Using the records that follow, work out how many lines hold the string "Quotes" and provide that number only.

Information given |
- - -

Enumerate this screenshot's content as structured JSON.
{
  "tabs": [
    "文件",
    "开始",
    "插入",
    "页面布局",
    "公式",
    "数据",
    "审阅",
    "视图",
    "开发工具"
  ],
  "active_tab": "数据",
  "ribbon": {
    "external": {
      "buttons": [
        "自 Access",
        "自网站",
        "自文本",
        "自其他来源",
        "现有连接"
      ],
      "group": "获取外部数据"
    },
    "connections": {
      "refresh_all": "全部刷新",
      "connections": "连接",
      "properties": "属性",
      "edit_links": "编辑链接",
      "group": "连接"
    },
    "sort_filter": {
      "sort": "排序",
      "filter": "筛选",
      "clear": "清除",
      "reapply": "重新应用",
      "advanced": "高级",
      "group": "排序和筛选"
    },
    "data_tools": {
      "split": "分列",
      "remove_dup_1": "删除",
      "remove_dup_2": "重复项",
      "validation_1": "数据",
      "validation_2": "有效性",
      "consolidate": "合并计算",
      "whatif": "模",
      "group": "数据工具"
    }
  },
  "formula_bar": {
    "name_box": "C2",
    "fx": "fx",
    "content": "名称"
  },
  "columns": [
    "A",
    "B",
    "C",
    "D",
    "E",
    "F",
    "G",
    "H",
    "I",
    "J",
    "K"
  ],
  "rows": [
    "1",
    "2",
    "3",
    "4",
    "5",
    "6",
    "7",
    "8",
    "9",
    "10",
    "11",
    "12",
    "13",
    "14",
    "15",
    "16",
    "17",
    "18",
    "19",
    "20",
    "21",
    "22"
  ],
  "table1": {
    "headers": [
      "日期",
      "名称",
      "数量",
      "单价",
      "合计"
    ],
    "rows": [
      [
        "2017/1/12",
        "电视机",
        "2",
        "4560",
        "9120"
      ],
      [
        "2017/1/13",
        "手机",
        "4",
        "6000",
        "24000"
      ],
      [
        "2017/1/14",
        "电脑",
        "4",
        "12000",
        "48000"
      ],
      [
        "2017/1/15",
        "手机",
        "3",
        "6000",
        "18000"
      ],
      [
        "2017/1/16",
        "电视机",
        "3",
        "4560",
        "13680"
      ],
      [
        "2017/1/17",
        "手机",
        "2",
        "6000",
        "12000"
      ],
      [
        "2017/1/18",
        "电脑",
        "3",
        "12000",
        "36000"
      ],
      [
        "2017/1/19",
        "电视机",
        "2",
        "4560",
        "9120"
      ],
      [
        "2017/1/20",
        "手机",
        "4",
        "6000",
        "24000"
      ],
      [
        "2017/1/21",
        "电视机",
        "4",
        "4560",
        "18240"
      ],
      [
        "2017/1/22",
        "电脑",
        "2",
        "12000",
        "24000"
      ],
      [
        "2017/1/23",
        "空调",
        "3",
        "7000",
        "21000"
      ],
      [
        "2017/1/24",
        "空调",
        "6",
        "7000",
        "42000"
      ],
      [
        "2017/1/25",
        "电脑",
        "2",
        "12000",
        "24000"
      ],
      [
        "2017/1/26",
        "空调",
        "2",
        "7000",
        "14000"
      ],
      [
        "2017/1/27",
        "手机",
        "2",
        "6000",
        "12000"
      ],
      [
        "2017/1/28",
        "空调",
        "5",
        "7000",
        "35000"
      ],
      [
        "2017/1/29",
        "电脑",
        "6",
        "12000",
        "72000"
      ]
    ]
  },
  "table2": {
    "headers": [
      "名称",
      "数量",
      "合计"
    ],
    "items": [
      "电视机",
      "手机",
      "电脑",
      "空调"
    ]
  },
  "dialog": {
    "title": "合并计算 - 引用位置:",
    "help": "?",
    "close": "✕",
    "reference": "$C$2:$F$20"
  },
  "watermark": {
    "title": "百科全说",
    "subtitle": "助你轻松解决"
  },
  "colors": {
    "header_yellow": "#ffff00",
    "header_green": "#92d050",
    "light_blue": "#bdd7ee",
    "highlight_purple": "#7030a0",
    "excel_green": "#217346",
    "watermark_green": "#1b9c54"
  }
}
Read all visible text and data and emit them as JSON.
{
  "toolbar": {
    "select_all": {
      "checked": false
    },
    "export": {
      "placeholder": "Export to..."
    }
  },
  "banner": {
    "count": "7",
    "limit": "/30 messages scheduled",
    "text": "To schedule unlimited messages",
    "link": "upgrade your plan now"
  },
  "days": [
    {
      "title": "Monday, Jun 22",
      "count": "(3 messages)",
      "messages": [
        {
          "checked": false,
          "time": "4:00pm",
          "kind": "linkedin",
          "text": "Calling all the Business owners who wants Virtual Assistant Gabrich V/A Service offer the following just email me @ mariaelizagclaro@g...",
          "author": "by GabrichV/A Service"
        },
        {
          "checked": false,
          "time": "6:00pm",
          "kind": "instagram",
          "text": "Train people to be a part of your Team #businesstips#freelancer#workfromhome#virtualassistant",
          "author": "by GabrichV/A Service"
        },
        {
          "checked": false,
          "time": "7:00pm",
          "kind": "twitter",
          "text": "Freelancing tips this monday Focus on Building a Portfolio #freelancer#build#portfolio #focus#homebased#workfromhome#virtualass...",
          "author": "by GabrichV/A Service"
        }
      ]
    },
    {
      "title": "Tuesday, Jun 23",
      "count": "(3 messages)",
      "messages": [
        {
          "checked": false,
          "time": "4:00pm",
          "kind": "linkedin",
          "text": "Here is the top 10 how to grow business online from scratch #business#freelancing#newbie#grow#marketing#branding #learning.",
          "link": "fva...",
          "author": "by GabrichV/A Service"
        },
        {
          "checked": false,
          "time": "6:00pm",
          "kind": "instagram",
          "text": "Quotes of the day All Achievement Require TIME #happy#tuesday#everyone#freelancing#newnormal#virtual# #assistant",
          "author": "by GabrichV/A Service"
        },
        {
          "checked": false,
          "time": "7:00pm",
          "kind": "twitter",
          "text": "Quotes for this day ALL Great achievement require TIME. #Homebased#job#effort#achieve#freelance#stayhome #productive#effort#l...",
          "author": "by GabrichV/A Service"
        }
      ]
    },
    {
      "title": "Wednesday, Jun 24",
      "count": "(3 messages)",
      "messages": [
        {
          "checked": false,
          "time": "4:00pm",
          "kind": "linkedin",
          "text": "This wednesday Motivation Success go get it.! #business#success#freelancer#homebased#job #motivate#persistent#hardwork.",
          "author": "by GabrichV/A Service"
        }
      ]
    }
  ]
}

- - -

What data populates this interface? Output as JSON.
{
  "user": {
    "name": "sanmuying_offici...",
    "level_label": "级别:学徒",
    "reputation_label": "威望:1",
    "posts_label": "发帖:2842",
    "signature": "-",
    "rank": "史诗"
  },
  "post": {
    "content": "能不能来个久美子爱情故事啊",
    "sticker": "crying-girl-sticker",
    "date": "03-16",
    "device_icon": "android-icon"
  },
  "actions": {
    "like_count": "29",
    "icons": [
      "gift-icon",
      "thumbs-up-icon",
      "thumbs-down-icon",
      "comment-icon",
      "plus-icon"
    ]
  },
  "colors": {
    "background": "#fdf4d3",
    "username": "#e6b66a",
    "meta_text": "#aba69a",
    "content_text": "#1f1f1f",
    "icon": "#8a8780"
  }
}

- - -

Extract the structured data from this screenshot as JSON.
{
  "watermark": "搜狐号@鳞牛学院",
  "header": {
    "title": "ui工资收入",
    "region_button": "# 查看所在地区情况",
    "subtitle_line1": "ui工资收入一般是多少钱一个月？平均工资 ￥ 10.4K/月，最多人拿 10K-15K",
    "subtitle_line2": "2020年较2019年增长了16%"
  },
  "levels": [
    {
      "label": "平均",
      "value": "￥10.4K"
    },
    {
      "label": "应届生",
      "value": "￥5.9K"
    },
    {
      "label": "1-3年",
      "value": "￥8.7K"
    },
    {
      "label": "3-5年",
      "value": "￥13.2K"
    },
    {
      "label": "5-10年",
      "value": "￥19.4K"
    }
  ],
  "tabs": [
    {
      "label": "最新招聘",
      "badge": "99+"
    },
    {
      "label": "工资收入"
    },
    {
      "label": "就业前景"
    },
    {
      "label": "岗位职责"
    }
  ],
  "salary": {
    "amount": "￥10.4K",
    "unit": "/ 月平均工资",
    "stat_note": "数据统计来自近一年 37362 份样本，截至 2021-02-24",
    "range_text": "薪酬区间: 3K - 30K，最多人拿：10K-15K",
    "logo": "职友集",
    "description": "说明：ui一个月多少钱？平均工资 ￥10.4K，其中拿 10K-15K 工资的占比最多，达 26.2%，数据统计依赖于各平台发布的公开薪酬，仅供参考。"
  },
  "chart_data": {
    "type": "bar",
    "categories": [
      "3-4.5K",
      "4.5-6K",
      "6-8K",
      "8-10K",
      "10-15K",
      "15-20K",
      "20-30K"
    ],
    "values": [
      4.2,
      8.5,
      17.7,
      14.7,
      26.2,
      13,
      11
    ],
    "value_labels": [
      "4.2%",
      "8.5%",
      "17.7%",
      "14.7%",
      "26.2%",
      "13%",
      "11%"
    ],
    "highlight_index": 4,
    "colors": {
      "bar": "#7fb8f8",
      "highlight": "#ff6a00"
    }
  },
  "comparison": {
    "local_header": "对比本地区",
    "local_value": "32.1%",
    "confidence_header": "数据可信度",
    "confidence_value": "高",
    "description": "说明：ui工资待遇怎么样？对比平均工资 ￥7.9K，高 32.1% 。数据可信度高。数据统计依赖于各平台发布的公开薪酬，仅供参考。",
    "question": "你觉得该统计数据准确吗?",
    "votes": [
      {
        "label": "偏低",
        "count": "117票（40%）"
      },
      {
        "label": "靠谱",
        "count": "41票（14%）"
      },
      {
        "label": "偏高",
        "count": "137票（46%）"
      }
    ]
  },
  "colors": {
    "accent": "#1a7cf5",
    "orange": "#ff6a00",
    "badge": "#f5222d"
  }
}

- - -

Expected output |
2